(Original Photo By: Luna Ellinger)

Over the course of our lives and careers we’re all focusing on personal growth. As humans, it’s natural for us to seek out challenges. One of the mantras for success that is often preached is to step outside of your comfort zone. What happens then, when in the quest to try new things and experiment outside of your boundaries, you realize you should have stayed right where you were? This is what famously happened to Willem Rebergen, better known as renowned hardstyle producer/DJ, Headhunterz.

Headhunterz has been in the game for over a decade and he is one of the luminaries of hardstyle. However, like any producer, he wanted to prove his chops and show that he didn’t have to be pigeonholed to just one genre. Unfortunately, producing other genres did not give him the sense of satisfaction and belonging that he felt while producing hardstyle. I think this is something we can all relate to. Sometimes, you dip your foot in the water, and you realize you’re just not meant to dive into that pool.

“The period 2013-2016 was a struggle for me. I was losing my connection with the essence of hardstyle because I was very focused on experimenting, exploring boundaries and growth. I left the genre to find out what else is out there, but I couldn’t find what I was looking for. I felt like I had abandoned my pack. Alone, out in the big world where different values count and playfulness often makes way for relentless business. Also, as a producer I wanted to prove to myself that I wasn’t a ‘one trick pony’…But I did not succeed in terms of finding satisfaction in other genres. That particular feeling I look for, I couldn’t get a hold of it and translate it to EDM, future bass or anything else like I used to when making hardstyle. Furthermore, I missed the unity, the dedication, and the love that the hardstyle community breathes. I mean how could I not miss that?!”

As a young child, there was no doubt in Willem’s mind that he wanted to be a musician. He grew up in a musical family and was constantly immersed in music. In fact, His first introduction to music was singing in a children’s choir in his native Netherlands. Willem also had an interest in mixing and music technology. As he puts it, the first time he saw a DJ in a club as a teenager, he knew exactly what he wanted to do and become.

“I grew up with a lot of music around me. Not only in my family, but also when I started singing in a kids choir at nine years old. We recorded CDs and did TV performances…so it was pretty serious. I was immediately fascinated by all of the big mixing consoles and the whole recording process, but when I reached puberty that faded for a while. When I started going out at age 17 it returned. I saw the DJ play records at the local disco. I started dreaming of being up there and that is the moment I began learning to produce and to DJ. So I guess when I look back I can say I’m pretty lucky, everything unfolded beautifully to this point.”

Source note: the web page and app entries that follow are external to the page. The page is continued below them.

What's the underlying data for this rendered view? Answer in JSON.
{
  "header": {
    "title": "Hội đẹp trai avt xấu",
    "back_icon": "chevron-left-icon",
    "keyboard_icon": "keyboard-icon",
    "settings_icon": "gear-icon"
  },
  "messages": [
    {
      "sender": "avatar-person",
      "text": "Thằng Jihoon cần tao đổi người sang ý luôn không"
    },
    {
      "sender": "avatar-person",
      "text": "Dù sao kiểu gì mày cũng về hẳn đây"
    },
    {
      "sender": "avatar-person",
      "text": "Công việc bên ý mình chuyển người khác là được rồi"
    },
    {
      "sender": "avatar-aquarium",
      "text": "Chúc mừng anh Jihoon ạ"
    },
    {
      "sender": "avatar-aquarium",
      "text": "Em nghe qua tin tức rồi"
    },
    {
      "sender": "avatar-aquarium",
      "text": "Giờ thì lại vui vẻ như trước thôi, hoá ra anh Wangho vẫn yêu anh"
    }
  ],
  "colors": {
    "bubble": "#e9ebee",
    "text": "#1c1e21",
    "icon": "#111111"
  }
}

Despite his innate passion for music, music also provided an escape. As he puts it, his school years were not the most pleasant. Like so many of us, Willem didn’t fit in; he was constantly trying to find himself. That can be a really difficult thing to do for any adolescent, however, for Willem, he had a more difficult time than most. Although, he says he wouldn’t have had it any other way. Had it not been for the social alienation he experienced, he might not have come upon music production.

“My time at school was a very unhappy period in my life. When I look back on it I see that I was so lost, so insecure. I would have loved to give my little self a big hug if I could now. I just couldn’t find my place at school; I was the youngest, the smallest, and I had trouble finding my place in the group. Today I am grateful that that all happened. It triggered my curiosity to go and explore things other than just social life and school. And that is of course, why I found solace in making music and gave it my all. It was my way to escape the rest.”

In adulthood, Willem finally found his home in the hardstyle community. If you’ve ever been to a hardstyle show, it’s a visceral experience. The fans are loyal and tight. If you’ve ever been to EDC Las Vegas, you see all the same people at the Wasteland stage all night long. Even when Headhunterz “left” hardstyle to explore other genres and experienced criticism, he never took it personally. He knew it was all love the whole time, and he’s glad to be back where he started.

“Everyone that is in the hardstyle community has a special bond with it, and I’m a part of it. Of course when I left, I received a lot of criticism and ‘hate,’ but the funny thing is that I think a lot of it wasn’t actually hate, but rather…frustrated love. Like you see couples fighting sometimes. They love each other, yet they’re fighting. Even if I wouldn’t have returned to making hardstyle, we would have wished each other all the best, that’s how it felt. But it was also at that point that I realized what I had done. I had left behind the love of my life.”

What a career it’s been for Headhunterz, it feels like he’s been around forever, but he’s only getting started. He’s done a lot that many artists would like to achieve. He’s found success in one genre, he stepped outside of his box and showed his versatility, and he’s returned to where he started, knowing that he has a rabid fan base willing to support him. It’s funny how as you get older, you tend to simplify things. Whereas Willem was looking outwards earlier in adulthood, with experience, he’s realized the best thing anyone can do is work to improve themselves.

“I think everyone is way too busy trying to change the world. If everyone would turn around and look at themselves for a moment…now that would solve a whole lot of problems.”